I am not saying parents should allow their kids to do whatever, whenever. Please understand this. Children need guidance, some more than others, especially in closed-in situations. That’s why I love going to spacious parks & playgrounds—my child is allowed to free-range without having to conform to the cranky adult version of the world. But my son & his toddler friend do really well in public most days. They are both learning how to communicate their needs in a healthy way, both rarely cry, & neither has “tantrums.” They are “good kids;” boisterous, talkative, & funny. In fact, I’m not sure what about them bothered you so much.
Which leads me to the conclusion that maybe you were planning a funeral or something. Maybe your dog just died, or you lost your job & you’re feeling the weight of the broken economy on your shoulders. Maybe a lot of sad things have happened to you in your life that somehow makes the normal behavior of children exceptionally irritating to you. Maybe when you were a child you were hurt for acting like a child.
If you were having a bad day, I’m sorry our kids were a bother. I try to have compassion, & I would spare a grieving person annoyance if I could. But the truth is, I don’t know your circumstances, & we have to share this space. I do know that my son & his friend are a pleasant addition to most public scenarios. We were polite & kind, & we raise kids who behave the same way. You were not. You spoke furiously at us for no logical reason, which is just a lame thing to do in front of kids. You tried to shame us, but it didn’t work. I smiled & told you we were leaving soon. You said “Good, the sooner the better.” Crystal told you we were in a child-friendly restaurant; you said we were annoying. Something I find more annoying than a child is an adult who holds their preferences above the rights of a child. I feel that my friend & I did our parts to fulfill the general contract of decency that individuals presumably enter into when we venture into public. You did not, for whatever reason. To assist you in behaving in a more decent manner when you’re in a public space with a child in the future, consider reading about healthy child development, secure attachment, & gentle parenting. It may give you some perspective & help you empathize with children rather than try to control them.
Eating seaweed salad at a sushi restaurant.
About Kristen Tea

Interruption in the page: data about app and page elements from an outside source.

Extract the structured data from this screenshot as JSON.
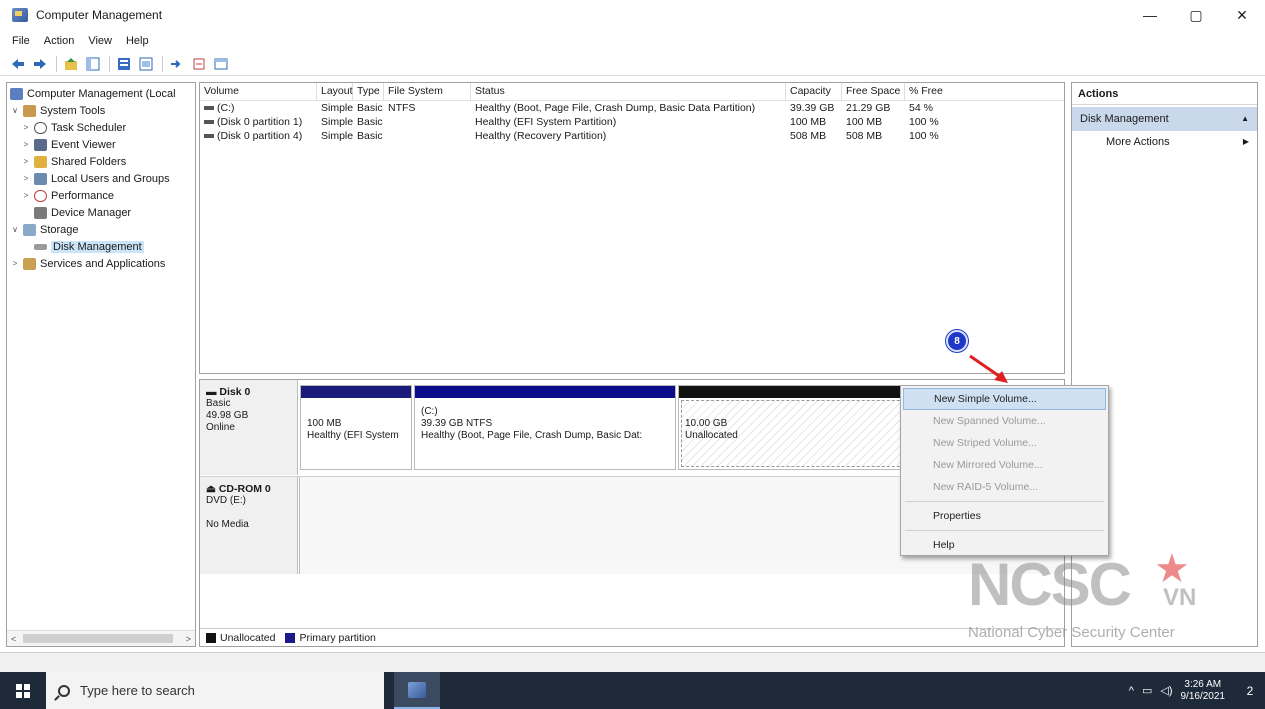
{
  "window": {
    "title": "Computer Management",
    "controls": {
      "minimize": "—",
      "maximize": "▢",
      "close": "✕"
    }
  },
  "menu": [
    "File",
    "Action",
    "View",
    "Help"
  ],
  "toolbar_icons": [
    "back-icon",
    "forward-icon",
    "up-folder-icon",
    "show-tree-icon",
    "properties-icon",
    "help-icon",
    "export-icon",
    "connect-icon",
    "refresh-icon"
  ],
  "tree": {
    "root": "Computer Management (Local",
    "items": [
      {
        "label": "System Tools",
        "level": 1,
        "expander": "∨",
        "icon": "tools-icon"
      },
      {
        "label": "Task Scheduler",
        "level": 2,
        "expander": ">",
        "icon": "clock-icon"
      },
      {
        "label": "Event Viewer",
        "level": 2,
        "expander": ">",
        "icon": "event-viewer-icon"
      },
      {
        "label": "Shared Folders",
        "level": 2,
        "expander": ">",
        "icon": "shared-folder-icon"
      },
      {
        "label": "Local Users and Groups",
        "level": 2,
        "expander": ">",
        "icon": "users-icon"
      },
      {
        "label": "Performance",
        "level": 2,
        "expander": ">",
        "icon": "performance-icon"
      },
      {
        "label": "Device Manager",
        "level": 2,
        "expander": "",
        "icon": "device-manager-icon"
      },
      {
        "label": "Storage",
        "level": 1,
        "expander": "∨",
        "icon": "storage-icon"
      },
      {
        "label": "Disk Management",
        "level": 2,
        "expander": "",
        "icon": "disk-icon"
      },
      {
        "label": "Services and Applications",
        "level": 1,
        "expander": ">",
        "icon": "services-icon"
      }
    ],
    "scroll_left": "<",
    "scroll_right": ">"
  },
  "volumes": {
    "columns": [
      "Volume",
      "Layout",
      "Type",
      "File System",
      "Status",
      "Capacity",
      "Free Space",
      "% Free"
    ],
    "rows": [
      [
        "(C:)",
        "Simple",
        "Basic",
        "NTFS",
        "Healthy (Boot, Page File, Crash Dump, Basic Data Partition)",
        "39.39 GB",
        "21.29 GB",
        "54 %"
      ],
      [
        "(Disk 0 partition 1)",
        "Simple",
        "Basic",
        "",
        "Healthy (EFI System Partition)",
        "100 MB",
        "100 MB",
        "100 %"
      ],
      [
        "(Disk 0 partition 4)",
        "Simple",
        "Basic",
        "",
        "Healthy (Recovery Partition)",
        "508 MB",
        "508 MB",
        "100 %"
      ]
    ]
  },
  "disk0": {
    "name": "Disk 0",
    "type": "Basic",
    "size": "49.98 GB",
    "status": "Online",
    "partitions": [
      {
        "line1": "100 MB",
        "line2": "Healthy (EFI System",
        "bar_color": "#1b1b7a"
      },
      {
        "line1": "(C:)",
        "line2": "39.39 GB NTFS",
        "line3": "Healthy (Boot, Page File, Crash Dump, Basic Dat:",
        "bar_color": "#0c0c8a"
      },
      {
        "line1": "10.00 GB",
        "line2": "Unallocated",
        "bar_color": "#111111"
      }
    ]
  },
  "cdrom0": {
    "name": "CD-ROM 0",
    "drive": "DVD (E:)",
    "media": "No Media"
  },
  "legend": [
    {
      "label": "Unallocated",
      "color": "#111111"
    },
    {
      "label": "Primary partition",
      "color": "#1a1a8a"
    }
  ],
  "actions": {
    "header": "Actions",
    "section": "Disk Management",
    "section_arrow": "▲",
    "items": [
      {
        "label": "More Actions",
        "arrow": "▶"
      }
    ]
  },
  "context_menu": {
    "items": [
      {
        "label": "New Simple Volume...",
        "state": "highlighted"
      },
      {
        "label": "New Spanned Volume...",
        "state": "disabled"
      },
      {
        "label": "New Striped Volume...",
        "state": "disabled"
      },
      {
        "label": "New Mirrored Volume...",
        "state": "disabled"
      },
      {
        "label": "New RAID-5 Volume...",
        "state": "disabled"
      },
      {
        "label": "Properties",
        "state": "enabled"
      },
      {
        "label": "Help",
        "state": "enabled"
      }
    ]
  },
  "step_badge": "8",
  "watermark": {
    "logo": "NCSC",
    "country": "VN",
    "subtitle": "National Cyber Security Center"
  },
  "taskbar": {
    "search_placeholder": "Type here to search",
    "time": "3:26 AM",
    "date": "9/16/2021",
    "tray_chevron": "^",
    "notifications_badge": "2"
  },
  "colors": {
    "accent_selection": "#cce4f7",
    "context_highlight": "#cfe0f2",
    "badge": "#2038c8",
    "arrow": "#e02020",
    "taskbar": "#1e2a3a"
  }
}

I am a 27-year-old single, attached, informed, lactivist, intactivist, peaceful Minnesotan mother of almost 4-year-old Sun Ronin a.k.a Sunny Boy. I am an artist & lover of expression. I’m also a student with many things to learn, including nutritional therapy, lactation consulting, doulahood, yoga instructing, & more. I believe that unplanned pregnancies do not have to equal uninformed motherhood, & women have the power to restore humanity to everything we touch.